Our current economic system takes the concept of the homo oeconomicus for granted. It has colonized the human mind and overtaken the diversity and wealth of human capabilities. It is time to embrace a more holistic view on human behavior, and the many ways it can be life-serving, and life-affirming.
The concept of the homo oeconomicus is often the first thing we learn about economics, whether implicitly by basically any sales advert, or in an introductory session on economics. It embodies the model behavior all our business plans, marketing strategies, budget plans, insurance policies and all the other projections and plans we make in the economy are based on. It has even been adapted into the area of political economy, and of course famously to public choice theory, to analyze or predict political behavior. The homo oeconomicus is the model of perfect rationality: a human being always looking to satisfy his – or her – self-interest and maximize utility wherever possible. Additionally, this model human has complete information about all markets and the properties of all goods.
The human mind is capable of more than cost-benefit analysis
If we take the element of perfect knowledge on markets and goods aside, it assumes that human being’s behavior is always logical and based on a cost-benefit analysis. It embodies a perfection of the model human behavior that became the ideal in the West with the renaissance. Obvious criticism of this model is of course that it is too egoistic, cannot account for altruistic behavior, or any behavior that cannot be understood as generating the best use and return for the individual.
Indeed, proponents are far from it to classify partnerships or altruistic behavior as incompatible with the homo oeconomicus. Sacrifices or compromises in for others can in some situations be the best option available – but this choice would not be made if a higher utility for that individual could be achieved with a different option. It reduces partnerships and altruistic behavior to being only a community of convenience, where the individual will break out whenever possible of if he or she can satisfy personal needs without assistance.
True visionaries are not naïve dreamers
Even though there is a long list of critics – most notably Kate Raworth - this model is still so commonplace that other ideas of human behavior are considered and exception to the norm, and anyone postulating things differently is called a naïve dreamer. But we need to remember: The search for the highest gain, advantage or utility is a construct generated by the economic system we live in. It has created this model and recreates it by making it the golds standard of what a human being should be like. But the egoistic pursuit of personal gain and wellbeing above everything else is what got us into the reckless resource depletion – of our mind and bodies as well as all other planetary resources - in the first place.

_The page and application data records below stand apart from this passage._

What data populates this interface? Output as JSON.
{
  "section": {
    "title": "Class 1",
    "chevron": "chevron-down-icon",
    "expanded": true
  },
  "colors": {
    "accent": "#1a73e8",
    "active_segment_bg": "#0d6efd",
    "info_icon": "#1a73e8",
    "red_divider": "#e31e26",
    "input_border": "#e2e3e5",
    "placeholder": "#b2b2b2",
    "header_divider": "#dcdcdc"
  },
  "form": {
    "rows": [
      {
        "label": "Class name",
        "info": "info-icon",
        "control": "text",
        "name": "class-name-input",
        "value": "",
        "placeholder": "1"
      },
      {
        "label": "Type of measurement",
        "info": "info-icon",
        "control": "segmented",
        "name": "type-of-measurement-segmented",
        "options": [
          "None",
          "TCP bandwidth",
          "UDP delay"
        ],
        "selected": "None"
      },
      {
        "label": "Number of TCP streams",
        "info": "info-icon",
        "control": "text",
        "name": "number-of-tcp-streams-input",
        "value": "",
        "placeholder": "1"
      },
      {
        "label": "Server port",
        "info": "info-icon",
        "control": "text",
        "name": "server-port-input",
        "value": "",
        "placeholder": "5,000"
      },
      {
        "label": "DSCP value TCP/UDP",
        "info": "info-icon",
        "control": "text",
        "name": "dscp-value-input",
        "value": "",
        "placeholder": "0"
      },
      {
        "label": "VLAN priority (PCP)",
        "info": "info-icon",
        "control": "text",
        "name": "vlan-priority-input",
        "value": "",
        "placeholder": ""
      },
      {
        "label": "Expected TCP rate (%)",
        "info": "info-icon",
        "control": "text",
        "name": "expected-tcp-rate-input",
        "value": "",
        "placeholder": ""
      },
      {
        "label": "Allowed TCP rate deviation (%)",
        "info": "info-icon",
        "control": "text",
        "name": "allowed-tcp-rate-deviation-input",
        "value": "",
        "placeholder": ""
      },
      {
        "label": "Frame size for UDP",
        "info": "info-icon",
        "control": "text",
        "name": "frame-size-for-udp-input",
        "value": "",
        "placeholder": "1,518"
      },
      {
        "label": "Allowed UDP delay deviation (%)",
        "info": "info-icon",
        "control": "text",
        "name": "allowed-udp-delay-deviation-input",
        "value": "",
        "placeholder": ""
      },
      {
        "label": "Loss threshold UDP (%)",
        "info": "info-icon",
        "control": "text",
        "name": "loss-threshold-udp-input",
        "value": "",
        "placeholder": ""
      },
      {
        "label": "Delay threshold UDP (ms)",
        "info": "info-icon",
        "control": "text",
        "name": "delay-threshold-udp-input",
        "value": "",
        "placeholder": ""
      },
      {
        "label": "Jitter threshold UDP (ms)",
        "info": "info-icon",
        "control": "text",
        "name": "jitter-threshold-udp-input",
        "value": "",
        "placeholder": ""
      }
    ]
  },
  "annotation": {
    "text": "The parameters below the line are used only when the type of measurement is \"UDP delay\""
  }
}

Life-serving economies also means: We assume people look for life, not just the best kind of survival. An individual’s choice that maximizes utility is hardly enlivening when it comes at the suffering and pain of so many other human beings and the ecosystem. There are more than enough people who know this, but the system is giving us no other options. In the search for life-serving economies, we acknowledge, simply, that life can mean many different things in different places. A pluriversality of approaches to life-serving and life-giving economies is needed. What remains the same: the quest for what gives life does not end with the single human being, but needs to take the collective and the planet into account, as all are inseparable.
We need a pluriverse approach to human capabilities
Such a pluriverse approach also means that we do not fall into the trap of searching for what universal model (homo sociologicus or other) should now replace the homo oeconomicus. Nor is it a suggestion to completely do away with rational reasoning as the renaissance thinkers catalyzed it. The idea of a human being looking for life is far too diverse and contextualized to be the basis of a global model on economic behavior. We need instead a more holistic view on human behavior, and the many ways it can be life serving, and life-affirming. It is not the race for the perfect model, but for finding out what gives life to us and this planet in different places. We need to measure simply more than one idea of the human mindset.
The search for the highest gain, advantage or utility is a construct generated by the economic system we live in.
We need a holistic view on human behavior, and the many ways it can be life serving, and life-affirming.